━━ Records shown ━━
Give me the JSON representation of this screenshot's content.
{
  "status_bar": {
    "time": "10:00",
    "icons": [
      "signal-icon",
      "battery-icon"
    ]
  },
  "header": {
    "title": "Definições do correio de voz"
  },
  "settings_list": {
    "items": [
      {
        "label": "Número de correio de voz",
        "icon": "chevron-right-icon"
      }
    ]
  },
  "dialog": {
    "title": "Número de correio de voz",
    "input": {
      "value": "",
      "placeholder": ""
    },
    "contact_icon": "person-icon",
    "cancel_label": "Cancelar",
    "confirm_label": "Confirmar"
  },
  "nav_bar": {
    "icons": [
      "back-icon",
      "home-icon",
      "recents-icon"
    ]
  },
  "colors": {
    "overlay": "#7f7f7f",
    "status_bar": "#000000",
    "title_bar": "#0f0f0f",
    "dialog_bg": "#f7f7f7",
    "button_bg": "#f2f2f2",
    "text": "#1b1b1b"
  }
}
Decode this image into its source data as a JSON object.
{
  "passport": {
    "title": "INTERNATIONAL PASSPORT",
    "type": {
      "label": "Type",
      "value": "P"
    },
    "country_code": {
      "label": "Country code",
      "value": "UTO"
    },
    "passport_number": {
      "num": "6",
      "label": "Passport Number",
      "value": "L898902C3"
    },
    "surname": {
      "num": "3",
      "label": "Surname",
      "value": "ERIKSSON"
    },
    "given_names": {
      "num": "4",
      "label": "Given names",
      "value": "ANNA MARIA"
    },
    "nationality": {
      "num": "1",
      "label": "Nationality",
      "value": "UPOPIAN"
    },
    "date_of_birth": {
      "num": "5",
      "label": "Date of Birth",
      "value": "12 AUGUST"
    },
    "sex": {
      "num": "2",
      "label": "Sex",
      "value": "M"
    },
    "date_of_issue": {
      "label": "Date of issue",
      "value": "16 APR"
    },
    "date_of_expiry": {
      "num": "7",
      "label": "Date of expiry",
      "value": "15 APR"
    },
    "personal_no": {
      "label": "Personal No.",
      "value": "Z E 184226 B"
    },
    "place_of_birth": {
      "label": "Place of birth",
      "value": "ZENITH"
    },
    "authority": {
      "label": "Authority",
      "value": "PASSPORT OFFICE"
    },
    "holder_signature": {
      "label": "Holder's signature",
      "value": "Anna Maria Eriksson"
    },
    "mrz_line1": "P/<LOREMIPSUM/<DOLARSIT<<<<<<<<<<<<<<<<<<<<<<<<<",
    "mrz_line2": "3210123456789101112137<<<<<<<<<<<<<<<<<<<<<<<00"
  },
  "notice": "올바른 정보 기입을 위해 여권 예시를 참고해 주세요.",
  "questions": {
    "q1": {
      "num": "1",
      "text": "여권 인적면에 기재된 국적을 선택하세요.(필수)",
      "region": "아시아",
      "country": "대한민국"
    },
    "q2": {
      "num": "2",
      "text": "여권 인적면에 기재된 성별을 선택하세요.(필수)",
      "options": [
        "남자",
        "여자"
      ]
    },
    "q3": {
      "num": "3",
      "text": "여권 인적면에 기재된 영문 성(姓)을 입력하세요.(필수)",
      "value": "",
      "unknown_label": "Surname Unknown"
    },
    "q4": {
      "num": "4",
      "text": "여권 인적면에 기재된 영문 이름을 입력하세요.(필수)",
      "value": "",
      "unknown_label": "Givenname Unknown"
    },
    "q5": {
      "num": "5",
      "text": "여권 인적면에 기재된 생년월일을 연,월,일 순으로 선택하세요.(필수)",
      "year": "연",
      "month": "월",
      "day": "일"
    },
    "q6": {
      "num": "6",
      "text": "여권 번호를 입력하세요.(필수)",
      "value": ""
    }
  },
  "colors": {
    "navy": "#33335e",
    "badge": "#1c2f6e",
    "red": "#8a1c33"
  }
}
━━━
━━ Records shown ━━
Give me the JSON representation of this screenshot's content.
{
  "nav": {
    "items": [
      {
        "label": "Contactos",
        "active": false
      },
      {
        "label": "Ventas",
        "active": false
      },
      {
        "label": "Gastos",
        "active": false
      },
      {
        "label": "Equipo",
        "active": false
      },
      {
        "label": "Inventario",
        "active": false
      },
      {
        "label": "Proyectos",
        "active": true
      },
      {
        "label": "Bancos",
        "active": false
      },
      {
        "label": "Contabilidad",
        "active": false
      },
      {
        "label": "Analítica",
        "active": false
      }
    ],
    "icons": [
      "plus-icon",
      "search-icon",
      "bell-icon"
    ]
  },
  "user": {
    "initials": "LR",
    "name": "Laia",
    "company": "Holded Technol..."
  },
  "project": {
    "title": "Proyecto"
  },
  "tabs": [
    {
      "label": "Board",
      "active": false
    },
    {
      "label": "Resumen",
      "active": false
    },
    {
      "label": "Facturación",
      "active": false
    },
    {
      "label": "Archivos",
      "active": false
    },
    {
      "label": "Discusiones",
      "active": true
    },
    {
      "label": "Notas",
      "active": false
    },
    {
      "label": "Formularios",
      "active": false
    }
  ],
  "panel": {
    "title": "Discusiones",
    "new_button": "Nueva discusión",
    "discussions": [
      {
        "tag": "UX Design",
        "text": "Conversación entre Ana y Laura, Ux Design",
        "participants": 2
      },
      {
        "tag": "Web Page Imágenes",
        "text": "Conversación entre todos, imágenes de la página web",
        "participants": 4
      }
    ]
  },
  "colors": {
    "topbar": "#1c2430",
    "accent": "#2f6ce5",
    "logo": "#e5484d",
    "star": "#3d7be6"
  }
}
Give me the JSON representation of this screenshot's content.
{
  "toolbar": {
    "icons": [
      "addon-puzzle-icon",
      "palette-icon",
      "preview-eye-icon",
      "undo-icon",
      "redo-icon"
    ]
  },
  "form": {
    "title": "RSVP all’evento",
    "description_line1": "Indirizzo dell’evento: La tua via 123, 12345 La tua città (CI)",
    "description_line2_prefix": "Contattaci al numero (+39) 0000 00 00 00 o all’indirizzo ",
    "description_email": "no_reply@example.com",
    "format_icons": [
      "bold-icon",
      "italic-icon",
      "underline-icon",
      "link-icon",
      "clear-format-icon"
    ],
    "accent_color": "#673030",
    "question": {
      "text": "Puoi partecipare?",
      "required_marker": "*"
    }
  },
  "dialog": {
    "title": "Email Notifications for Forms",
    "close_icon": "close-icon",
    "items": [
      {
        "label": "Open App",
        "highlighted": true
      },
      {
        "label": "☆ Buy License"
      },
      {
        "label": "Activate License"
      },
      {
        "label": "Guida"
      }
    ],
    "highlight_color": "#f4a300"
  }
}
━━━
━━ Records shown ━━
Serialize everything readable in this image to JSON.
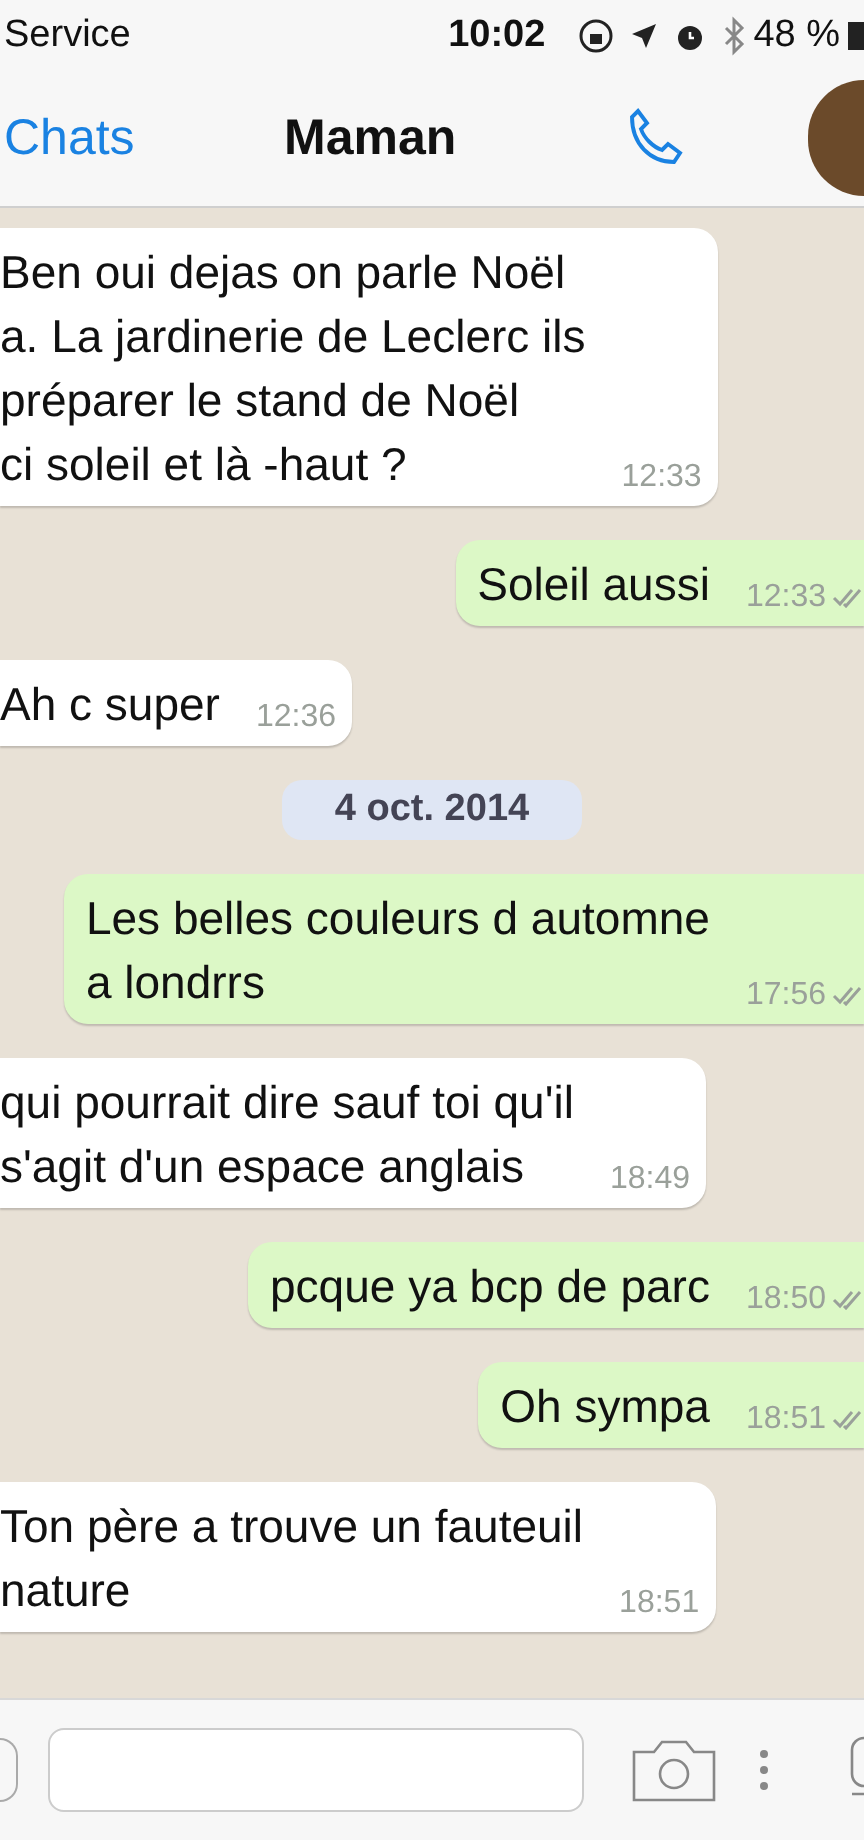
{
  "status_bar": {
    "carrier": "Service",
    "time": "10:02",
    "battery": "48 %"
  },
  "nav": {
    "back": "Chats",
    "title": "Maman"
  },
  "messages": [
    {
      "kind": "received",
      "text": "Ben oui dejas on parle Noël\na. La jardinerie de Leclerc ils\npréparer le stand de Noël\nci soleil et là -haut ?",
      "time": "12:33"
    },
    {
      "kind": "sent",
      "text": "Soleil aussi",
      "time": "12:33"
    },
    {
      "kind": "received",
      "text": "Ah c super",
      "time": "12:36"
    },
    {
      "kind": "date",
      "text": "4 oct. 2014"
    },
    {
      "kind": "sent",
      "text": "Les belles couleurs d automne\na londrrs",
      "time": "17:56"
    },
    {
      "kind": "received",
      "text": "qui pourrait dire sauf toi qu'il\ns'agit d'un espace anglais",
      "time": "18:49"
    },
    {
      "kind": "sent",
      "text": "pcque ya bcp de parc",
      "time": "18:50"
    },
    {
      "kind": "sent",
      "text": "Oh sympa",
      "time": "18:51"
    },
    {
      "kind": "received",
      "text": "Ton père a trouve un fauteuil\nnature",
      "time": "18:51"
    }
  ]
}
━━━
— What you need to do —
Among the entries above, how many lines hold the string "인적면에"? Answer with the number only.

— Problem solution —
5